Offline insight

Google’s mission is to use the phone to cross the chasm into offline. The reason a new platform is needed has to do with offline data. For example, Mobile advertising will never work without an understanding of intent and behavior. This [private] information is locked up in millions of businesses (with a copy at the NSA).  data evolution

Today’s data business is just insane. Take a look at someone like CVS, Catalina is one of my favorite data companies (along with ADS), and Catalina works well with Nielsen to target and measure television ads. However they don’t work well digitally, thus CVS has to provide Datalogix (now Oracle) will all of it loyalty data (your SKU level purchase data) to play with Facebook (see my blog for background). Can you imagine having all of your data in multiple locations? Trusting these aggregators use it appropriately? Combining is with their proprietary models and other external data sets? What are they “gleening” from this data?

Google’s approach is to own the data and insights created from their services. Google now wants to create mechanisms to “share”.. the problem is that this “sharing” involves giving data to Google and getting customers back. This allows Google to create great experiences, but the price for data owners is loss of control.

Logically, nothing in biology or in capital markets has this amount of centralization. The title of this section is “combining assets”, is the only answer to combine assets giving them to someone else for unstructured use? This is what my NewCo Commerce Signals does: providing the plumbing for federated data where data owners retain the control over their data, determining not only who they should share data with, but also for what use (next blog). I’m fortunate to have a few big retailers, banks and MNOs that share this view (within Commerce Signals).

Capture Consumer Identity

Remember when you purchased that new iPhone? You couldn’t activate it until you created an iTunes account. That iTunes account required a credit card. What a brilliant Apple move!!  This year Google will finally catch up, as I believe a key facit of new MNO agreements is to make the Google Play account mandatory (with CCN/Token).

Knowing the identity of the consumer is important, authenticating them is quite a bit more difficult.  I believe third parties like Payfone will play a leading roll here. Payfone is jointly owned by top 6 US Banks, Amex, Verizon, RRE and a few other investors. They are tying together identity information of carriers, banks and platforms to score transactions and enrollment.

Customer Engagement

Google has many, many efforts here:

Retailers and Banks are loathe to give Google data, or let them assist directly in consumer engagement. However as long as Consumers choose Google’s services first, Google is in the driver’s seat. Companies that share data more effectively with them will reap greater benefits.

Wrap up

EVERYONE works with Google… it is where consumers are. Consumer behavior on mobile is changing much faster than anyone has anticipated.
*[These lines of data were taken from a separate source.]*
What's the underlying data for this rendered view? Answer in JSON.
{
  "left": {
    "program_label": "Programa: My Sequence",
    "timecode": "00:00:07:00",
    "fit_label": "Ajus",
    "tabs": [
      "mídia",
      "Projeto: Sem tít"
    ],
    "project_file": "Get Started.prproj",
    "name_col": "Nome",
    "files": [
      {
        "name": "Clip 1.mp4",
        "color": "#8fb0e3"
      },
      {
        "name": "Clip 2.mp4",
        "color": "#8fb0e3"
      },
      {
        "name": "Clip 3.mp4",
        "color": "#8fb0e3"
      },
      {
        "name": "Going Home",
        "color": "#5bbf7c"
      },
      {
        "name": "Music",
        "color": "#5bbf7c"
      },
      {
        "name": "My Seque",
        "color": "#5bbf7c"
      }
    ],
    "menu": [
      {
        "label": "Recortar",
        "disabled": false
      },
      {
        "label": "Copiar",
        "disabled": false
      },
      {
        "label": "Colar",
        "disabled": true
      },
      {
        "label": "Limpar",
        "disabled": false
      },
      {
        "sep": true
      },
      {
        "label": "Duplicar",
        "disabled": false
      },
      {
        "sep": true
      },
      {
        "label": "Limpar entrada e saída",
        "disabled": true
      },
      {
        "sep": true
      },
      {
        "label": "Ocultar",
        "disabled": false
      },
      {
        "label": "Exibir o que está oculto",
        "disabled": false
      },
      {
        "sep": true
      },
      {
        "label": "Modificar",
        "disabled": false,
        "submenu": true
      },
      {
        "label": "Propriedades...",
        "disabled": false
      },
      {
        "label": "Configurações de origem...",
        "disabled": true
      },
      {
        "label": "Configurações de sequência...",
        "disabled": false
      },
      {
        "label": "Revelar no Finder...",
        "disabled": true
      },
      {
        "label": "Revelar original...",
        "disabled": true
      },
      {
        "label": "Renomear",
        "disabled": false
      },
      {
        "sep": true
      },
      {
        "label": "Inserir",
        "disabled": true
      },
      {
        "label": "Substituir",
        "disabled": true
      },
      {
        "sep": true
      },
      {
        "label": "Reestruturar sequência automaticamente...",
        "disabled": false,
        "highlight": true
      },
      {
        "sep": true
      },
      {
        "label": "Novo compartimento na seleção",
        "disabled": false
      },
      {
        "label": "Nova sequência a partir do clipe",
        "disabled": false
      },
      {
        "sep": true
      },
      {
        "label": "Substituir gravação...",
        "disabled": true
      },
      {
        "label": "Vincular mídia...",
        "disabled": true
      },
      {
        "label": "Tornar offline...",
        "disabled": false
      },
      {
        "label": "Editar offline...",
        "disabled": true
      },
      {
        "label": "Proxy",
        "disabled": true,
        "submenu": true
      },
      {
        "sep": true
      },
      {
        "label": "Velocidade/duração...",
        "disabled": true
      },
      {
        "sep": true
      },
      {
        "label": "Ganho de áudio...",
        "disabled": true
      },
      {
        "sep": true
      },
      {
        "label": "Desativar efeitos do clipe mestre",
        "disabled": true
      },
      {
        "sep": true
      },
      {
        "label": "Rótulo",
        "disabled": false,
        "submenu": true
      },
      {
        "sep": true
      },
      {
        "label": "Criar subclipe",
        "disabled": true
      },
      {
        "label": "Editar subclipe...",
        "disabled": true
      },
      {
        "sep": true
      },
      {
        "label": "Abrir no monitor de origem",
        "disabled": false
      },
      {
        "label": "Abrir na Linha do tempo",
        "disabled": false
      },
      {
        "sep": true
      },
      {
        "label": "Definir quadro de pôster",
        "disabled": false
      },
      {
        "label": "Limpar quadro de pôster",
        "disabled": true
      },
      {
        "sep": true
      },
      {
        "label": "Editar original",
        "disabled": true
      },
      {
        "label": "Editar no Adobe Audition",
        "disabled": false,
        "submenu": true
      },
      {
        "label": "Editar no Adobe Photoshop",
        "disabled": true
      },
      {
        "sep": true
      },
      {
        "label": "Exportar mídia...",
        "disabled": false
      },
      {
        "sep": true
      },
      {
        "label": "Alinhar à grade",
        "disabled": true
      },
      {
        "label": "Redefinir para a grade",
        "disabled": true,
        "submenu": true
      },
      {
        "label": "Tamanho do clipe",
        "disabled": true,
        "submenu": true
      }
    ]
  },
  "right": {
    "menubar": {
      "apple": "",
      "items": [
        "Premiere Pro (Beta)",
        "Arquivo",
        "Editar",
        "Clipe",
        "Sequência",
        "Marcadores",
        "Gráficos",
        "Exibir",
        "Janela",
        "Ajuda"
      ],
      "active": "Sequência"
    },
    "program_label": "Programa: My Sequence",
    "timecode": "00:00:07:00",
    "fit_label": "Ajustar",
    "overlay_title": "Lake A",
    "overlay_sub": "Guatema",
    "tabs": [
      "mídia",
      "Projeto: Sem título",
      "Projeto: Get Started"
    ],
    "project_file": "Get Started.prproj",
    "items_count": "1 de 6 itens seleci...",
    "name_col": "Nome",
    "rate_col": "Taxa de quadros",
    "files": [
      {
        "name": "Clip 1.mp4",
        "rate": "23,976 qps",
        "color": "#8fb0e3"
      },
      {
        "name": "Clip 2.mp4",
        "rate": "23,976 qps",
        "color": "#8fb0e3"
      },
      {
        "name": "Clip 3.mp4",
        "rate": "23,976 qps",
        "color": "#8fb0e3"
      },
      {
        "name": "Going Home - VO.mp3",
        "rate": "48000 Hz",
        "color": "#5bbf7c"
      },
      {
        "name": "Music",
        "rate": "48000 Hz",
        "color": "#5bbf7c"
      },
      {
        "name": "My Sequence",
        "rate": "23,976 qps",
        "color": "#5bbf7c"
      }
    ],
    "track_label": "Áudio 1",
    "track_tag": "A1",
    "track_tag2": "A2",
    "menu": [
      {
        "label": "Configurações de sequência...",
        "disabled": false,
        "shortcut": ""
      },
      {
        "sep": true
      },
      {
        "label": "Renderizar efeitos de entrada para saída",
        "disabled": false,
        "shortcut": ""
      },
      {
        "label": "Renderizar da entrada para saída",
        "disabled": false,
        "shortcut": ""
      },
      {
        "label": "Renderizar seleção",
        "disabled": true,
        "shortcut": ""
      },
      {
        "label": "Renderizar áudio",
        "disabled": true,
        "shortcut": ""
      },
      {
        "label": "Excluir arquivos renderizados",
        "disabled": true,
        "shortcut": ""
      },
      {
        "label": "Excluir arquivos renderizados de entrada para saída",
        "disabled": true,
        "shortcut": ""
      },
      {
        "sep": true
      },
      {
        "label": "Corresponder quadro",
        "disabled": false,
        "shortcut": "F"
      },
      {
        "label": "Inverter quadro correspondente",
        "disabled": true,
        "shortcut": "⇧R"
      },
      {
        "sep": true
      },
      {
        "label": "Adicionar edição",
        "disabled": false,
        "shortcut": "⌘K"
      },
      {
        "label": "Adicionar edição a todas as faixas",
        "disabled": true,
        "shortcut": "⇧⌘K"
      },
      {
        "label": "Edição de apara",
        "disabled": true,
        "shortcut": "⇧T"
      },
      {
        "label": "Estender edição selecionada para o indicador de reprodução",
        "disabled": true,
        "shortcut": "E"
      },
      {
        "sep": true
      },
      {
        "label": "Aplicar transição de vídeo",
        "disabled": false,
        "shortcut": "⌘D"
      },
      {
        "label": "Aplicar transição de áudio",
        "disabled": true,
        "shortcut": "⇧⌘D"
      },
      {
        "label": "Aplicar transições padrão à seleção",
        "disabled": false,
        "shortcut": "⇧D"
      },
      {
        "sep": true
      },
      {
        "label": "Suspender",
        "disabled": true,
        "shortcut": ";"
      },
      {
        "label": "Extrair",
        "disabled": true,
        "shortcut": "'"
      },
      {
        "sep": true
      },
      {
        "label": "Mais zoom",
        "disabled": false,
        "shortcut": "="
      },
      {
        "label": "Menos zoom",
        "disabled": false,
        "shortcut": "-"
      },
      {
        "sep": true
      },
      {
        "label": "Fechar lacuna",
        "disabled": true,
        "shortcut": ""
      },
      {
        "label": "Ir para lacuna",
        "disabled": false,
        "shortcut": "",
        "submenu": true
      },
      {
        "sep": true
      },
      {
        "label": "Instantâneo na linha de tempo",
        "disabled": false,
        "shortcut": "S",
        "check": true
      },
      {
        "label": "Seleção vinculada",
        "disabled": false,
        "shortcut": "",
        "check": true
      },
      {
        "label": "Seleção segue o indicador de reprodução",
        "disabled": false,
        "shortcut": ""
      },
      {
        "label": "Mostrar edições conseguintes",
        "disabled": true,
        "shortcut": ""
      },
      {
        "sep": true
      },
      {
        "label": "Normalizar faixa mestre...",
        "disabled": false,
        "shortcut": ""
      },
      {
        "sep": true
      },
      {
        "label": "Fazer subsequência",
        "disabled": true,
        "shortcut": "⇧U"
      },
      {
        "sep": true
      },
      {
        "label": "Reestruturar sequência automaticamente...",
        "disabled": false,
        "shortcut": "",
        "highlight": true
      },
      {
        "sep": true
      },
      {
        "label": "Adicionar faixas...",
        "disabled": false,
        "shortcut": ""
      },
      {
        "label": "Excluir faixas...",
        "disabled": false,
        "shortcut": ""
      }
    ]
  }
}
No one company can ever hope to compete with Google, they are moving fast to reshape the mobile economy.. where consumers spend 3 hr/day.

mobile_vs_tv_1_v1b-1

Android is a much easier platform to make investment. It’s a more predictable standards based environment compared to Apple (ex Sapphire glass or that darn lightening connector), with a strong partnership track record. Google’s democratic nature allows for experimentation. The path toward rewiring commerce is much easier in a Google world.

Having Google at the core of data is not without risks. Companies must work with many parties after all. How do you track the interaction between all of your partners today? Who has your consumer data? What will you share with whom? How can you accelerate trials and tests?

How do you combine your assets to create value in this new future? Without loosing control. This is the problem I am focused on.